» **WHAT YOU ARE ASKED TO DO**
Please work out how many of the lines below include "hills". Only the number should be given.

» **INFORMATION SHOWN**
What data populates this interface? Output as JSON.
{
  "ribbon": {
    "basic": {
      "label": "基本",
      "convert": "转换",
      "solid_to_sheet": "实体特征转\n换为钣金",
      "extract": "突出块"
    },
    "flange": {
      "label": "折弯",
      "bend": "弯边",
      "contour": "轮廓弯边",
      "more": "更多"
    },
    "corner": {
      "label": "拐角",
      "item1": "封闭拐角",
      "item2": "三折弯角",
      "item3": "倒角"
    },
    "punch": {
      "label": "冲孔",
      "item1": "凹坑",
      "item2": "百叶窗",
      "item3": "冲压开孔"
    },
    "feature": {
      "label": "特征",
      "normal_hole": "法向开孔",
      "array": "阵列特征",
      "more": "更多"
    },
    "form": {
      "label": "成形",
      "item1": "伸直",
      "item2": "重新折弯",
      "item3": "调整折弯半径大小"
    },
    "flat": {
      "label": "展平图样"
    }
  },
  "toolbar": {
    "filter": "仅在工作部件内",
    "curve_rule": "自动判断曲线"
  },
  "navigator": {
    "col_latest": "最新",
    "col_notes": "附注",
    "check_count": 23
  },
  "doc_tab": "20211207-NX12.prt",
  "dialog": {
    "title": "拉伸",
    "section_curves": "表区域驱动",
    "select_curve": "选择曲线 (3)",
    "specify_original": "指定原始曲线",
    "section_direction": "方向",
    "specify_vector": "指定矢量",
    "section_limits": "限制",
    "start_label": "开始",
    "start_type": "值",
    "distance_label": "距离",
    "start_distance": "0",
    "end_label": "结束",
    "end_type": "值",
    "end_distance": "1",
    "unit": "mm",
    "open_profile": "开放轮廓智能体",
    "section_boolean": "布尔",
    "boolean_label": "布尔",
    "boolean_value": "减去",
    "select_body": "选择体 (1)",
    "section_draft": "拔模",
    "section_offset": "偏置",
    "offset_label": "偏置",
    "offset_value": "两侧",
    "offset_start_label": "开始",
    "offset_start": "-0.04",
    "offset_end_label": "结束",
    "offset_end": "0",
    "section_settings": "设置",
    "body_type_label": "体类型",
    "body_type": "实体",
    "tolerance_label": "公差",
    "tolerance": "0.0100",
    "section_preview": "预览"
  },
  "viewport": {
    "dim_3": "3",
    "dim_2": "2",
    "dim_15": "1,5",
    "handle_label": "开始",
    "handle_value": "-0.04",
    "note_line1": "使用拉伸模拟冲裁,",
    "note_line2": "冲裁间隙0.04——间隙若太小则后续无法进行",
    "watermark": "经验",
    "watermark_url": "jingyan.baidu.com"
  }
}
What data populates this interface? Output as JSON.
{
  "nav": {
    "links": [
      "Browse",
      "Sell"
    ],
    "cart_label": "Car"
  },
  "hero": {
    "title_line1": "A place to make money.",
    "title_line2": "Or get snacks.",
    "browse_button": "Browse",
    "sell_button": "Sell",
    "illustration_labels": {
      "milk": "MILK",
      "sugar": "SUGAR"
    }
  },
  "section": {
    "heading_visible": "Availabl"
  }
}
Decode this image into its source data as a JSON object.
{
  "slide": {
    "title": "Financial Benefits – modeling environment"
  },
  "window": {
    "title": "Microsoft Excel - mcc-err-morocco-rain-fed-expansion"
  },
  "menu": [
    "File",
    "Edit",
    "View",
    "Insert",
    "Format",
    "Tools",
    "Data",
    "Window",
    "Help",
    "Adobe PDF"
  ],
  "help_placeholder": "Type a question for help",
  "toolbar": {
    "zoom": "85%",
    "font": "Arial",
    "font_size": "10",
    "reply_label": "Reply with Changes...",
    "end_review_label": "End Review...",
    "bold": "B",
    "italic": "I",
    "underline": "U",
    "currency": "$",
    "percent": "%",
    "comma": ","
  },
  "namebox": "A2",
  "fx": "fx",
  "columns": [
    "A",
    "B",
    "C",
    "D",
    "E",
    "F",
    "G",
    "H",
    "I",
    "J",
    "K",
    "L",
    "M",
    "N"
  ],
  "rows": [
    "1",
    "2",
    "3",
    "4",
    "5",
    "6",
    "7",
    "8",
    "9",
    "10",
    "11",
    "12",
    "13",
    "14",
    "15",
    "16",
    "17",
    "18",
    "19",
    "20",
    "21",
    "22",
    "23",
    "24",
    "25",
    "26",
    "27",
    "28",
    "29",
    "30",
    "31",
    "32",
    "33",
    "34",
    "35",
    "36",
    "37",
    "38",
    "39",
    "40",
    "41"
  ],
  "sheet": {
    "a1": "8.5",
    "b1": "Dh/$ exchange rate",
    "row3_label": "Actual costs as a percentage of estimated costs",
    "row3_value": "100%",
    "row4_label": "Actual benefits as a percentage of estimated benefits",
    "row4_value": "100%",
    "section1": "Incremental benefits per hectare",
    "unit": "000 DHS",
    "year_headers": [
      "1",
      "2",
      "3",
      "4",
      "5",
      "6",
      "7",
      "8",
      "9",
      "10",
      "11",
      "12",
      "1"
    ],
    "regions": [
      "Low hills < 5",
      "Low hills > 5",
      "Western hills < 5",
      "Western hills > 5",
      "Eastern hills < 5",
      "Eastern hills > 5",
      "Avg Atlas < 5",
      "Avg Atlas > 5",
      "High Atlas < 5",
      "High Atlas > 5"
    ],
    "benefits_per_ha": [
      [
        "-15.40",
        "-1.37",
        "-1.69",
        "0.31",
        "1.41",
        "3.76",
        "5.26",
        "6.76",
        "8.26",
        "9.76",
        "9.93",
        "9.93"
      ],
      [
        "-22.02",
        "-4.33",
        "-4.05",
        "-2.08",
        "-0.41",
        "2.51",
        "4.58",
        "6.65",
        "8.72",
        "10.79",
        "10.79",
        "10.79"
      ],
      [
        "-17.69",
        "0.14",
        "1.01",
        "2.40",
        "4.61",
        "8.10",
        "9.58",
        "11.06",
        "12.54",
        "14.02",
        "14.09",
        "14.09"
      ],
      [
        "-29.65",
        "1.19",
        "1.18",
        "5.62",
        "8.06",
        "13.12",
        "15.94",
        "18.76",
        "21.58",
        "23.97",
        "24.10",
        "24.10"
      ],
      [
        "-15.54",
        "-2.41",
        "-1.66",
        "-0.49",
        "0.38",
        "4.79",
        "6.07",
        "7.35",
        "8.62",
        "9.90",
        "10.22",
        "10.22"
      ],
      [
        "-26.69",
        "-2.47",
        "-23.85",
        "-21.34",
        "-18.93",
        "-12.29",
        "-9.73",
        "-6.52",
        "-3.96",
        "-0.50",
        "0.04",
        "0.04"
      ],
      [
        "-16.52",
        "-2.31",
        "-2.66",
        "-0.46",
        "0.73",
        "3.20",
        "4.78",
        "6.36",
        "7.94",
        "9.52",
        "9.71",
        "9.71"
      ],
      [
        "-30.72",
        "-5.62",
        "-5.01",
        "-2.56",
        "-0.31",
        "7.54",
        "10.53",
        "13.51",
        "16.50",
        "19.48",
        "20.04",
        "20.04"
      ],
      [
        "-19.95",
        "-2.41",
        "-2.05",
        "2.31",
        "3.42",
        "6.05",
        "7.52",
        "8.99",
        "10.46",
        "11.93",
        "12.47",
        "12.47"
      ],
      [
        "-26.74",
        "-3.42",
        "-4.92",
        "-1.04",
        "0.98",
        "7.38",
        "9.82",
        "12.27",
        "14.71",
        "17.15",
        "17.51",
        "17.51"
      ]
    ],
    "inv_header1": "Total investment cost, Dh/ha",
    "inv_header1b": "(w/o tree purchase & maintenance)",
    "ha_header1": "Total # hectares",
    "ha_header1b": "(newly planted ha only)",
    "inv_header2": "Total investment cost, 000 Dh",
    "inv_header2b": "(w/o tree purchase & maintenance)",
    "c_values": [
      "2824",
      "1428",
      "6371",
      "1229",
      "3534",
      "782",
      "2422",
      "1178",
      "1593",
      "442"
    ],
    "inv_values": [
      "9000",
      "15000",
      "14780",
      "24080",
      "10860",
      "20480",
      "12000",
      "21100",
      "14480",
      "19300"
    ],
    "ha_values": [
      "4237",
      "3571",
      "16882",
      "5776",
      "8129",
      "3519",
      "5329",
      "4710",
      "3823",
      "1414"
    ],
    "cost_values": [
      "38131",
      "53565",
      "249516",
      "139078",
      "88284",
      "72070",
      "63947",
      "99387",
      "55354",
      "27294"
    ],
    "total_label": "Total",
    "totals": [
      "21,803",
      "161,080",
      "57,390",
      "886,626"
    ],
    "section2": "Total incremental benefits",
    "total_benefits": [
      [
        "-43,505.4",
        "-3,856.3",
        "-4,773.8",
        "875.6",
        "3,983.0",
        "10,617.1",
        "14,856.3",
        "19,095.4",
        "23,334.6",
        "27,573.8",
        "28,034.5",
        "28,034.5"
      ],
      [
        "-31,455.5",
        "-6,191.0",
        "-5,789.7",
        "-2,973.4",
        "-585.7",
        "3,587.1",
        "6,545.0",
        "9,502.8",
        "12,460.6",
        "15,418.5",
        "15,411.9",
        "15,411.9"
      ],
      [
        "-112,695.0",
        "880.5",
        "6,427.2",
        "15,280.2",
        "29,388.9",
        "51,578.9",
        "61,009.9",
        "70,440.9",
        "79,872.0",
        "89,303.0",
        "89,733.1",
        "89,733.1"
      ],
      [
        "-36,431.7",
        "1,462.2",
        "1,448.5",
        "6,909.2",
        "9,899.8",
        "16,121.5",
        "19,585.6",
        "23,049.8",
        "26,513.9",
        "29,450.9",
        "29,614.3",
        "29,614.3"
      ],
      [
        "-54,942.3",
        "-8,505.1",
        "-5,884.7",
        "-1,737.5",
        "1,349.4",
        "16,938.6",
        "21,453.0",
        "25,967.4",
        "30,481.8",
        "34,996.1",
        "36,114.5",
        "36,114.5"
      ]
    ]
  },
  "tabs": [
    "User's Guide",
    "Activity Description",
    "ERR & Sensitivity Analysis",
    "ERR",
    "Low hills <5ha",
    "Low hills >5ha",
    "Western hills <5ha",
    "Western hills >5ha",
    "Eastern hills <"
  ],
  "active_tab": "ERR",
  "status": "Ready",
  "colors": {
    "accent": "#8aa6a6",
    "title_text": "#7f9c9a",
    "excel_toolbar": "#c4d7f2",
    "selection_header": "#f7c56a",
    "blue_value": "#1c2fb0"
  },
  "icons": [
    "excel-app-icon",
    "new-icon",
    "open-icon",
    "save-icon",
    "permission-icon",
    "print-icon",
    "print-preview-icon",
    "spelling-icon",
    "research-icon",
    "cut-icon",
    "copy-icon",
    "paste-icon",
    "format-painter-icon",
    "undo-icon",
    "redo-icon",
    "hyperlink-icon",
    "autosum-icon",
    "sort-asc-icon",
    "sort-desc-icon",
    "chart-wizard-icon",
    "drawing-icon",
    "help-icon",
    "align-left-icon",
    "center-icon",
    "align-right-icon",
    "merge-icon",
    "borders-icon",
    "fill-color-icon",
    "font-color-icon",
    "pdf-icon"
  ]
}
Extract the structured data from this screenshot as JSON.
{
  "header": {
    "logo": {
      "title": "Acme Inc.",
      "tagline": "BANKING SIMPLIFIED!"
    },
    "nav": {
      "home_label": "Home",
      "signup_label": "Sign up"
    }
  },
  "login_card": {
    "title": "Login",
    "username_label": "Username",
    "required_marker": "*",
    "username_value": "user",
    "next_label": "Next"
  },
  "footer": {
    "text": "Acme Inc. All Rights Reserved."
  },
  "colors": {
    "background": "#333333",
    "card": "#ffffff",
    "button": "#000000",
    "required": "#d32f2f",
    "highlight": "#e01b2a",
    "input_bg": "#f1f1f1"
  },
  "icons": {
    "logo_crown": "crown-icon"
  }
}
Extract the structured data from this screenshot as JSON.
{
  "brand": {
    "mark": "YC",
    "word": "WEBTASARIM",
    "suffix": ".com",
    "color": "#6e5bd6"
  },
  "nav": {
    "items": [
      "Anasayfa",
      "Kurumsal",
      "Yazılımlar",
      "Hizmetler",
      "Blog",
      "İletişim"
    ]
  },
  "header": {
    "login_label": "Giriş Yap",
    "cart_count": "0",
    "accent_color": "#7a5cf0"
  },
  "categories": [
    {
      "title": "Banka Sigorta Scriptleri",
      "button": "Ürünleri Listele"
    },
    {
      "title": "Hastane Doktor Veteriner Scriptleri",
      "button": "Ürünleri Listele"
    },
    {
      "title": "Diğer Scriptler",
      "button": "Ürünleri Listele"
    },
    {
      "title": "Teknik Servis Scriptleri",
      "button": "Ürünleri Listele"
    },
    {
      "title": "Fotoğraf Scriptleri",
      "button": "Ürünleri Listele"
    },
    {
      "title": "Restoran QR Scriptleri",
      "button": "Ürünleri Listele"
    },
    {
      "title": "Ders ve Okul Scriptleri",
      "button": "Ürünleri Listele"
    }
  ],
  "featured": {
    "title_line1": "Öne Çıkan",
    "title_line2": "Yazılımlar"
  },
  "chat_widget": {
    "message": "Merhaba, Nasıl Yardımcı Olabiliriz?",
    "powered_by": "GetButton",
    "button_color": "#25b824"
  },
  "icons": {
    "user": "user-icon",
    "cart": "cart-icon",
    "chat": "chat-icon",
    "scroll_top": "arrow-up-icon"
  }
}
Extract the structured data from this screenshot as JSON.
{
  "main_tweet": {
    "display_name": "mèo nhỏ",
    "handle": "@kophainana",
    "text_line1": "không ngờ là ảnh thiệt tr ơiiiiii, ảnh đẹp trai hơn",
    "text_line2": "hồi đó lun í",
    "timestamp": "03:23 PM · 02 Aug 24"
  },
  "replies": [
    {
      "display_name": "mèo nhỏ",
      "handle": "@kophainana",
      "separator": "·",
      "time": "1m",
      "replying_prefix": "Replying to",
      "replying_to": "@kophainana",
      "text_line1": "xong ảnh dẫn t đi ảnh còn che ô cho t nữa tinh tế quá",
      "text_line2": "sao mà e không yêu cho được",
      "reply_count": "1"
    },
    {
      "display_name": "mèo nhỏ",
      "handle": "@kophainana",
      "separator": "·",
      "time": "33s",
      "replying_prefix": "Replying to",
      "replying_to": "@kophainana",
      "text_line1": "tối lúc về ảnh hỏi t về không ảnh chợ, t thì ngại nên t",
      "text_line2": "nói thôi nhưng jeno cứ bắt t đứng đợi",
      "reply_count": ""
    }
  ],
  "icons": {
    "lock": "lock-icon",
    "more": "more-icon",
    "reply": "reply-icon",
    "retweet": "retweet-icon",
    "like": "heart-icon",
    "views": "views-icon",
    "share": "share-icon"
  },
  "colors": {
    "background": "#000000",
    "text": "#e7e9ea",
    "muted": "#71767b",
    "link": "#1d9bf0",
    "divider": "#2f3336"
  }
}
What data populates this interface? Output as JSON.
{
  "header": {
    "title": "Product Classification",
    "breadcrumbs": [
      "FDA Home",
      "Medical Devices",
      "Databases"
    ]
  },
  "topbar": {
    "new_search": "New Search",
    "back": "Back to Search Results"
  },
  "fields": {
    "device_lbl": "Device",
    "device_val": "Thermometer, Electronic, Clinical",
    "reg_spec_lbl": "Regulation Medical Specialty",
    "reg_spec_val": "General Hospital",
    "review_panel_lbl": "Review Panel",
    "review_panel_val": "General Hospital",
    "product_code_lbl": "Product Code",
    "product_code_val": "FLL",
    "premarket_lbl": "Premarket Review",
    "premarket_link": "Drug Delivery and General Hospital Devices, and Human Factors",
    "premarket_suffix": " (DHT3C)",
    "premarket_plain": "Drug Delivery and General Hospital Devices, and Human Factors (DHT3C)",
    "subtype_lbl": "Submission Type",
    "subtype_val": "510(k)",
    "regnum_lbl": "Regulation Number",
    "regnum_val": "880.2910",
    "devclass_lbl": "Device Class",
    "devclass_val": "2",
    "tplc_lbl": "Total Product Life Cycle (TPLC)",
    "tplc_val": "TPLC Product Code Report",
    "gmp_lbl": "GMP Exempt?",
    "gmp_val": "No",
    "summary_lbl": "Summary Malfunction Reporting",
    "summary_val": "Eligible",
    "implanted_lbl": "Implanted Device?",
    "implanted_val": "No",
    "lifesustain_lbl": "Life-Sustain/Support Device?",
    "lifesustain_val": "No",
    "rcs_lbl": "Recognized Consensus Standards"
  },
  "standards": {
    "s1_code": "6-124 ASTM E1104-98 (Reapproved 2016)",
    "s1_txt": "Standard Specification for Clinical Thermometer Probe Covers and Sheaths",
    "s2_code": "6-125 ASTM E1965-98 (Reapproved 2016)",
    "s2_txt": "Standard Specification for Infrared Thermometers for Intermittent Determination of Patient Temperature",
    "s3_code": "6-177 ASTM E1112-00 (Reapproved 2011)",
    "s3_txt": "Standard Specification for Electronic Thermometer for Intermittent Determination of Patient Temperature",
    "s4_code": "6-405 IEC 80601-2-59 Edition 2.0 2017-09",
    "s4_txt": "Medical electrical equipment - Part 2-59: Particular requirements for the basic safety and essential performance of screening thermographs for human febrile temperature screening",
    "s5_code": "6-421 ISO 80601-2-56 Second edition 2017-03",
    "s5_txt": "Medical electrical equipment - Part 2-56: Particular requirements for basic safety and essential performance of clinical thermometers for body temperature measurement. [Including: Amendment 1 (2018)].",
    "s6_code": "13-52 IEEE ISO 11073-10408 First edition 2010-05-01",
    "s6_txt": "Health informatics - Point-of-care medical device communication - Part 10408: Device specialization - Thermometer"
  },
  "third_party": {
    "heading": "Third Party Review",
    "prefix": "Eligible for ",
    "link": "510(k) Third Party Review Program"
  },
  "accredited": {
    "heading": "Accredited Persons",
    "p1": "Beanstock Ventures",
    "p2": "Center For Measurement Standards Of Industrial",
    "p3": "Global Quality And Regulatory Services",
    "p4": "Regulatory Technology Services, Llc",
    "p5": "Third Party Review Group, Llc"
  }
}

» **SOLVED PROBLEM**
11